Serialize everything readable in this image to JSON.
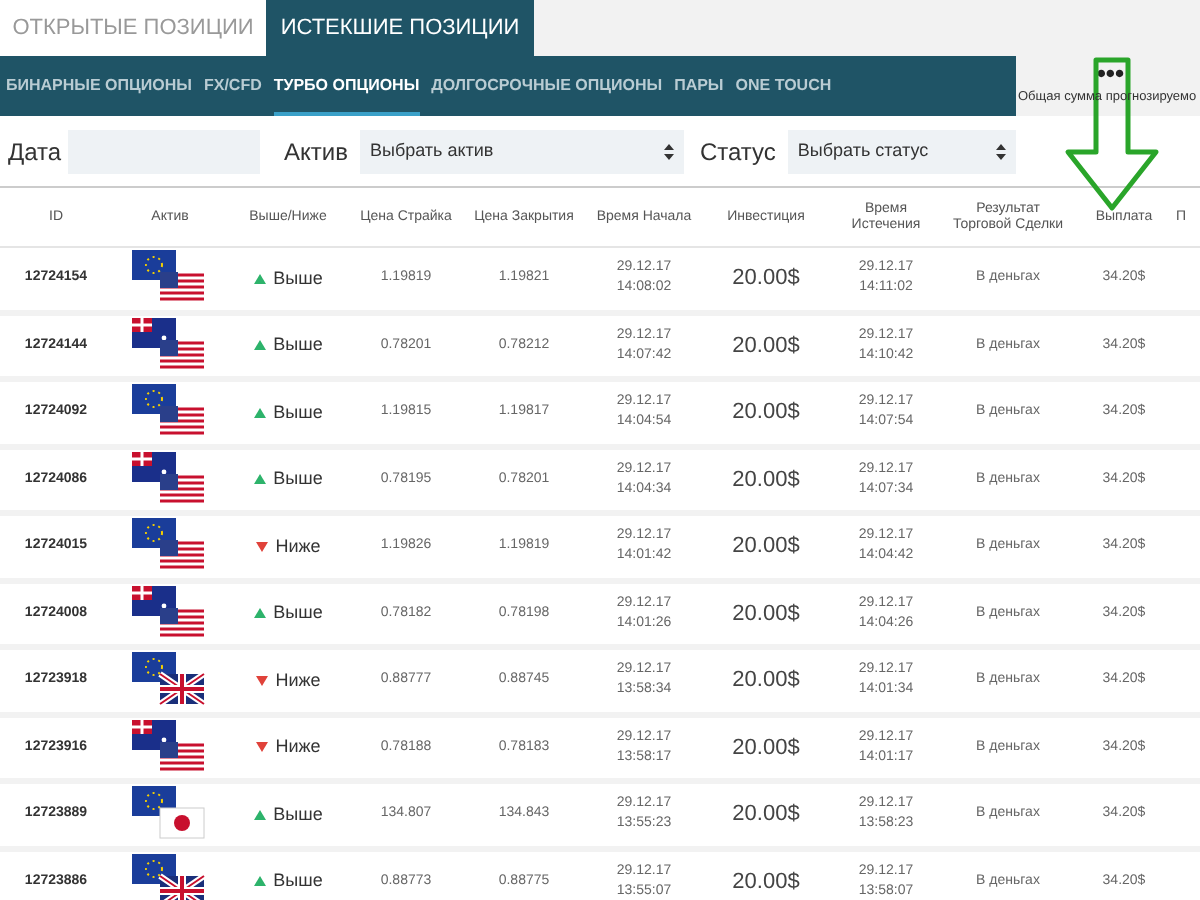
{
  "top_tabs": [
    {
      "label": "ОТКРЫТЫЕ ПОЗИЦИИ",
      "selected": false
    },
    {
      "label": "ИСТЕКШИЕ ПОЗИЦИИ",
      "selected": true
    }
  ],
  "sub_tabs": [
    {
      "label": "БИНАРНЫЕ ОПЦИОНЫ",
      "selected": false
    },
    {
      "label": "FX/CFD",
      "selected": false
    },
    {
      "label": "ТУРБО ОПЦИОНЫ",
      "selected": true
    },
    {
      "label": "ДОЛГОСРОЧНЫЕ ОПЦИОНЫ",
      "selected": false
    },
    {
      "label": "ПАРЫ",
      "selected": false
    },
    {
      "label": "ONE TOUCH",
      "selected": false
    }
  ],
  "summary": {
    "more": "•••",
    "label": "Общая сумма прогнозируемо"
  },
  "filters": {
    "date_label": "Дата",
    "asset_label": "Актив",
    "asset_value": "Выбрать актив",
    "status_label": "Статус",
    "status_value": "Выбрать статус"
  },
  "table": {
    "columns": [
      "ID",
      "Актив",
      "Выше/Ниже",
      "Цена Страйка",
      "Цена Закрытия",
      "Время Начала",
      "Инвестиция",
      "Время Истечения",
      "Результат Торговой Сделки",
      "Выплата",
      "П"
    ],
    "rows": [
      {
        "id": "12724154",
        "flags": {
          "kind": "eur_usd"
        },
        "direction": {
          "kind": "up",
          "label": "Выше"
        },
        "strike": "1.19819",
        "close": "1.19821",
        "start": [
          "29.12.17",
          "14:08:02"
        ],
        "investment": "20.00$",
        "expiry": [
          "29.12.17",
          "14:11:02"
        ],
        "result": "В деньгах",
        "payout": "34.20$"
      },
      {
        "id": "12724144",
        "flags": {
          "kind": "aud_usd"
        },
        "direction": {
          "kind": "up",
          "label": "Выше"
        },
        "strike": "0.78201",
        "close": "0.78212",
        "start": [
          "29.12.17",
          "14:07:42"
        ],
        "investment": "20.00$",
        "expiry": [
          "29.12.17",
          "14:10:42"
        ],
        "result": "В деньгах",
        "payout": "34.20$"
      },
      {
        "id": "12724092",
        "flags": {
          "kind": "eur_usd"
        },
        "direction": {
          "kind": "up",
          "label": "Выше"
        },
        "strike": "1.19815",
        "close": "1.19817",
        "start": [
          "29.12.17",
          "14:04:54"
        ],
        "investment": "20.00$",
        "expiry": [
          "29.12.17",
          "14:07:54"
        ],
        "result": "В деньгах",
        "payout": "34.20$"
      },
      {
        "id": "12724086",
        "flags": {
          "kind": "aud_usd"
        },
        "direction": {
          "kind": "up",
          "label": "Выше"
        },
        "strike": "0.78195",
        "close": "0.78201",
        "start": [
          "29.12.17",
          "14:04:34"
        ],
        "investment": "20.00$",
        "expiry": [
          "29.12.17",
          "14:07:34"
        ],
        "result": "В деньгах",
        "payout": "34.20$"
      },
      {
        "id": "12724015",
        "flags": {
          "kind": "eur_usd"
        },
        "direction": {
          "kind": "down",
          "label": "Ниже"
        },
        "strike": "1.19826",
        "close": "1.19819",
        "start": [
          "29.12.17",
          "14:01:42"
        ],
        "investment": "20.00$",
        "expiry": [
          "29.12.17",
          "14:04:42"
        ],
        "result": "В деньгах",
        "payout": "34.20$"
      },
      {
        "id": "12724008",
        "flags": {
          "kind": "aud_usd"
        },
        "direction": {
          "kind": "up",
          "label": "Выше"
        },
        "strike": "0.78182",
        "close": "0.78198",
        "start": [
          "29.12.17",
          "14:01:26"
        ],
        "investment": "20.00$",
        "expiry": [
          "29.12.17",
          "14:04:26"
        ],
        "result": "В деньгах",
        "payout": "34.20$"
      },
      {
        "id": "12723918",
        "flags": {
          "kind": "eur_gbp"
        },
        "direction": {
          "kind": "down",
          "label": "Ниже"
        },
        "strike": "0.88777",
        "close": "0.88745",
        "start": [
          "29.12.17",
          "13:58:34"
        ],
        "investment": "20.00$",
        "expiry": [
          "29.12.17",
          "14:01:34"
        ],
        "result": "В деньгах",
        "payout": "34.20$"
      },
      {
        "id": "12723916",
        "flags": {
          "kind": "aud_usd"
        },
        "direction": {
          "kind": "down",
          "label": "Ниже"
        },
        "strike": "0.78188",
        "close": "0.78183",
        "start": [
          "29.12.17",
          "13:58:17"
        ],
        "investment": "20.00$",
        "expiry": [
          "29.12.17",
          "14:01:17"
        ],
        "result": "В деньгах",
        "payout": "34.20$"
      },
      {
        "id": "12723889",
        "flags": {
          "kind": "eur_jpy"
        },
        "direction": {
          "kind": "up",
          "label": "Выше"
        },
        "strike": "134.807",
        "close": "134.843",
        "start": [
          "29.12.17",
          "13:55:23"
        ],
        "investment": "20.00$",
        "expiry": [
          "29.12.17",
          "13:58:23"
        ],
        "result": "В деньгах",
        "payout": "34.20$"
      },
      {
        "id": "12723886",
        "flags": {
          "kind": "eur_gbp"
        },
        "direction": {
          "kind": "up",
          "label": "Выше"
        },
        "strike": "0.88773",
        "close": "0.88775",
        "start": [
          "29.12.17",
          "13:55:07"
        ],
        "investment": "20.00$",
        "expiry": [
          "29.12.17",
          "13:58:07"
        ],
        "result": "В деньгах",
        "payout": "34.20$"
      }
    ]
  }
}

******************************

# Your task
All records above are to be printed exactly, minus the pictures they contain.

# Output
Serialize everything readable in this image to JSON.
{
  "top_tabs": [
    {
      "label": "ОТКРЫТЫЕ ПОЗИЦИИ",
      "selected": false
    },
    {
      "label": "ИСТЕКШИЕ ПОЗИЦИИ",
      "selected": true
    }
  ],
  "sub_tabs": [
    {
      "label": "БИНАРНЫЕ ОПЦИОНЫ",
      "selected": false
    },
    {
      "label": "FX/CFD",
      "selected": false
    },
    {
      "label": "ТУРБО ОПЦИОНЫ",
      "selected": true
    },
    {
      "label": "ДОЛГОСРОЧНЫЕ ОПЦИОНЫ",
      "selected": false
    },
    {
      "label": "ПАРЫ",
      "selected": false
    },
    {
      "label": "ONE TOUCH",
      "selected": false
    }
  ],
  "summary": {
    "more": "•••",
    "label": "Общая сумма прогнозируемо"
  },
  "filters": {
    "date_label": "Дата",
    "asset_label": "Актив",
    "asset_value": "Выбрать актив",
    "status_label": "Статус",
    "status_value": "Выбрать статус"
  },
  "table": {
    "columns": [
      "ID",
      "Актив",
      "Выше/Ниже",
      "Цена Страйка",
      "Цена Закрытия",
      "Время Начала",
      "Инвестиция",
      "Время Истечения",
      "Результат Торговой Сделки",
      "Выплата",
      "П"
    ],
    "rows": [
      {
        "id": "12724154",
        "flags": {
          "kind": "eur_usd"
        },
        "direction": {
          "kind": "up",
          "label": "Выше"
        },
        "strike": "1.19819",
        "close": "1.19821",
        "start": [
          "29.12.17",
          "14:08:02"
        ],
        "investment": "20.00$",
        "expiry": [
          "29.12.17",
          "14:11:02"
        ],
        "result": "В деньгах",
        "payout": "34.20$"
      },
      {
        "id": "12724144",
        "flags": {
          "kind": "aud_usd"
        },
        "direction": {
          "kind": "up",
          "label": "Выше"
        },
        "strike": "0.78201",
        "close": "0.78212",
        "start": [
          "29.12.17",
          "14:07:42"
        ],
        "investment": "20.00$",
        "expiry": [
          "29.12.17",
          "14:10:42"
        ],
        "result": "В деньгах",
        "payout": "34.20$"
      },
      {
        "id": "12724092",
        "flags": {
          "kind": "eur_usd"
        },
        "direction": {
          "kind": "up",
          "label": "Выше"
        },
        "strike": "1.19815",
        "close": "1.19817",
        "start": [
          "29.12.17",
          "14:04:54"
        ],
        "investment": "20.00$",
        "expiry": [
          "29.12.17",
          "14:07:54"
        ],
        "result": "В деньгах",
        "payout": "34.20$"
      },
      {
        "id": "12724086",
        "flags": {
          "kind": "aud_usd"
        },
        "direction": {
          "kind": "up",
          "label": "Выше"
        },
        "strike": "0.78195",
        "close": "0.78201",
        "start": [
          "29.12.17",
          "14:04:34"
        ],
        "investment": "20.00$",
        "expiry": [
          "29.12.17",
          "14:07:34"
        ],
        "result": "В деньгах",
        "payout": "34.20$"
      },
      {
        "id": "12724015",
        "flags": {
          "kind": "eur_usd"
        },
        "direction": {
          "kind": "down",
          "label": "Ниже"
        },
        "strike": "1.19826",
        "close": "1.19819",
        "start": [
          "29.12.17",
          "14:01:42"
        ],
        "investment": "20.00$",
        "expiry": [
          "29.12.17",
          "14:04:42"
        ],
        "result": "В деньгах",
        "payout": "34.20$"
      },
      {
        "id": "12724008",
        "flags": {
          "kind": "aud_usd"
        },
        "direction": {
          "kind": "up",
          "label": "Выше"
        },
        "strike": "0.78182",
        "close": "0.78198",
        "start": [
          "29.12.17",
          "14:01:26"
        ],
        "investment": "20.00$",
        "expiry": [
          "29.12.17",
          "14:04:26"
        ],
        "result": "В деньгах",
        "payout": "34.20$"
      },
      {
        "id": "12723918",
        "flags": {
          "kind": "eur_gbp"
        },
        "direction": {
          "kind": "down",
          "label": "Ниже"
        },
        "strike": "0.88777",
        "close": "0.88745",
        "start": [
          "29.12.17",
          "13:58:34"
        ],
        "investment": "20.00$",
        "expiry": [
          "29.12.17",
          "14:01:34"
        ],
        "result": "В деньгах",
        "payout": "34.20$"
      },
      {
        "id": "12723916",
        "flags": {
          "kind": "aud_usd"
        },
        "direction": {
          "kind": "down",
          "label": "Ниже"
        },
        "strike": "0.78188",
        "close": "0.78183",
        "start": [
          "29.12.17",
          "13:58:17"
        ],
        "investment": "20.00$",
        "expiry": [
          "29.12.17",
          "14:01:17"
        ],
        "result": "В деньгах",
        "payout": "34.20$"
      },
      {
        "id": "12723889",
        "flags": {
          "kind": "eur_jpy"
        },
        "direction": {
          "kind": "up",
          "label": "Выше"
        },
        "strike": "134.807",
        "close": "134.843",
        "start": [
          "29.12.17",
          "13:55:23"
        ],
        "investment": "20.00$",
        "expiry": [
          "29.12.17",
          "13:58:23"
        ],
        "result": "В деньгах",
        "payout": "34.20$"
      },
      {
        "id": "12723886",
        "flags": {
          "kind": "eur_gbp"
        },
        "direction": {
          "kind": "up",
          "label": "Выше"
        },
        "strike": "0.88773",
        "close": "0.88775",
        "start": [
          "29.12.17",
          "13:55:07"
        ],
        "investment": "20.00$",
        "expiry": [
          "29.12.17",
          "13:58:07"
        ],
        "result": "В деньгах",
        "payout": "34.20$"
      }
    ]
  }
}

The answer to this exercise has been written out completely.